» **What to work on**:
Every line of the data must be set down exactly as shown.

------ Material shown

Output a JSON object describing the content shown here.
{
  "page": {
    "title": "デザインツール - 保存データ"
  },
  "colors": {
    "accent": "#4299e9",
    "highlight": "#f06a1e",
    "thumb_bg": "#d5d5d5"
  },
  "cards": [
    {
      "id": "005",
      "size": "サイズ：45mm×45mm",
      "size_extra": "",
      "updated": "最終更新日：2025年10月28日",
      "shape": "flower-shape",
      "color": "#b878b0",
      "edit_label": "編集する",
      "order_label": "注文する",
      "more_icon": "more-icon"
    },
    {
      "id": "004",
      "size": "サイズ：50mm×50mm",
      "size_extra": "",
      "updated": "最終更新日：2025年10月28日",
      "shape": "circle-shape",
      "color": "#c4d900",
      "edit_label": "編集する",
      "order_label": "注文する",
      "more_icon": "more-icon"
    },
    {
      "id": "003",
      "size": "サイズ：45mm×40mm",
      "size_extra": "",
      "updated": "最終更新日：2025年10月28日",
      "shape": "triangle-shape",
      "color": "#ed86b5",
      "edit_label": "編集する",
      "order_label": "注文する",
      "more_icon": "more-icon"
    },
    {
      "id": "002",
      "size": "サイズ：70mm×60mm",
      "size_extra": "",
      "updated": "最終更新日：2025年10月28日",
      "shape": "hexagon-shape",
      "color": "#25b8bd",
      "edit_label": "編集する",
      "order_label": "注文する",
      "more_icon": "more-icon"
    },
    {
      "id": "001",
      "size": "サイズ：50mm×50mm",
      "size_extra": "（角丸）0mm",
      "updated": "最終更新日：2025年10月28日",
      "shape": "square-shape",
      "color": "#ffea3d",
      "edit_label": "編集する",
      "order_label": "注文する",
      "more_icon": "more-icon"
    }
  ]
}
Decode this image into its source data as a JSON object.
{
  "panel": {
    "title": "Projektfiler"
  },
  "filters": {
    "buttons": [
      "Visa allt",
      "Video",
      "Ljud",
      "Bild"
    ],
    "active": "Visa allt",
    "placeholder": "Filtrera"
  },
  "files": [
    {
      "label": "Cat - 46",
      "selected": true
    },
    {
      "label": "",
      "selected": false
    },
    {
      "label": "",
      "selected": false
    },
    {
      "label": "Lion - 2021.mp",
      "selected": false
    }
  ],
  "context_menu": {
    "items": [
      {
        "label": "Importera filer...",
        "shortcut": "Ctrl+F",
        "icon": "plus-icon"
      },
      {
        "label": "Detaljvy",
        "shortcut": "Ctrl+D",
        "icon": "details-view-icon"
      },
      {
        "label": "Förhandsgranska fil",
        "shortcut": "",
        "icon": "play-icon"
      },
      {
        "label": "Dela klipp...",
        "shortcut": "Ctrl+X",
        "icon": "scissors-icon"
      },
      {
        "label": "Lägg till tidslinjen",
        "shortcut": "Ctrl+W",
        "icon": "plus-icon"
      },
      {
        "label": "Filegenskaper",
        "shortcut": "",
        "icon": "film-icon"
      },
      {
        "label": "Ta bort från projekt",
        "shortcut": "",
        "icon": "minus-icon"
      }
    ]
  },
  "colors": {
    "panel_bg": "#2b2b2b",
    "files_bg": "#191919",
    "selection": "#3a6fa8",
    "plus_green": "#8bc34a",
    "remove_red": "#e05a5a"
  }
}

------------

» **Exercise output**:
Output a JSON object describing the content shown here.
{
  "page": {
    "title": "デザインツール - 保存データ"
  },
  "colors": {
    "accent": "#4299e9",
    "highlight": "#f06a1e",
    "thumb_bg": "#d5d5d5"
  },
  "cards": [
    {
      "id": "005",
      "size": "サイズ：45mm×45mm",
      "size_extra": "",
      "updated": "最終更新日：2025年10月28日",
      "shape": "flower-shape",
      "color": "#b878b0",
      "edit_label": "編集する",
      "order_label": "注文する",
      "more_icon": "more-icon"
    },
    {
      "id": "004",
      "size": "サイズ：50mm×50mm",
      "size_extra": "",
      "updated": "最終更新日：2025年10月28日",
      "shape": "circle-shape",
      "color": "#c4d900",
      "edit_label": "編集する",
      "order_label": "注文する",
      "more_icon": "more-icon"
    },
    {
      "id": "003",
      "size": "サイズ：45mm×40mm",
      "size_extra": "",
      "updated": "最終更新日：2025年10月28日",
      "shape": "triangle-shape",
      "color": "#ed86b5",
      "edit_label": "編集する",
      "order_label": "注文する",
      "more_icon": "more-icon"
    },
    {
      "id": "002",
      "size": "サイズ：70mm×60mm",
      "size_extra": "",
      "updated": "最終更新日：2025年10月28日",
      "shape": "hexagon-shape",
      "color": "#25b8bd",
      "edit_label": "編集する",
      "order_label": "注文する",
      "more_icon": "more-icon"
    },
    {
      "id": "001",
      "size": "サイズ：50mm×50mm",
      "size_extra": "（角丸）0mm",
      "updated": "最終更新日：2025年10月28日",
      "shape": "square-shape",
      "color": "#ffea3d",
      "edit_label": "編集する",
      "order_label": "注文する",
      "more_icon": "more-icon"
    }
  ]
}
Decode this image into its source data as a JSON object.
{
  "panel": {
    "title": "Projektfiler"
  },
  "filters": {
    "buttons": [
      "Visa allt",
      "Video",
      "Ljud",
      "Bild"
    ],
    "active": "Visa allt",
    "placeholder": "Filtrera"
  },
  "files": [
    {
      "label": "Cat - 46",
      "selected": true
    },
    {
      "label": "",
      "selected": false
    },
    {
      "label": "",
      "selected": false
    },
    {
      "label": "Lion - 2021.mp",
      "selected": false
    }
  ],
  "context_menu": {
    "items": [
      {
        "label": "Importera filer...",
        "shortcut": "Ctrl+F",
        "icon": "plus-icon"
      },
      {
        "label": "Detaljvy",
        "shortcut": "Ctrl+D",
        "icon": "details-view-icon"
      },
      {
        "label": "Förhandsgranska fil",
        "shortcut": "",
        "icon": "play-icon"
      },
      {
        "label": "Dela klipp...",
        "shortcut": "Ctrl+X",
        "icon": "scissors-icon"
      },
      {
        "label": "Lägg till tidslinjen",
        "shortcut": "Ctrl+W",
        "icon": "plus-icon"
      },
      {
        "label": "Filegenskaper",
        "shortcut": "",
        "icon": "film-icon"
      },
      {
        "label": "Ta bort från projekt",
        "shortcut": "",
        "icon": "minus-icon"
      }
    ]
  },
  "colors": {
    "panel_bg": "#2b2b2b",
    "files_bg": "#191919",
    "selection": "#3a6fa8",
    "plus_green": "#8bc34a",
    "remove_red": "#e05a5a"
  }
}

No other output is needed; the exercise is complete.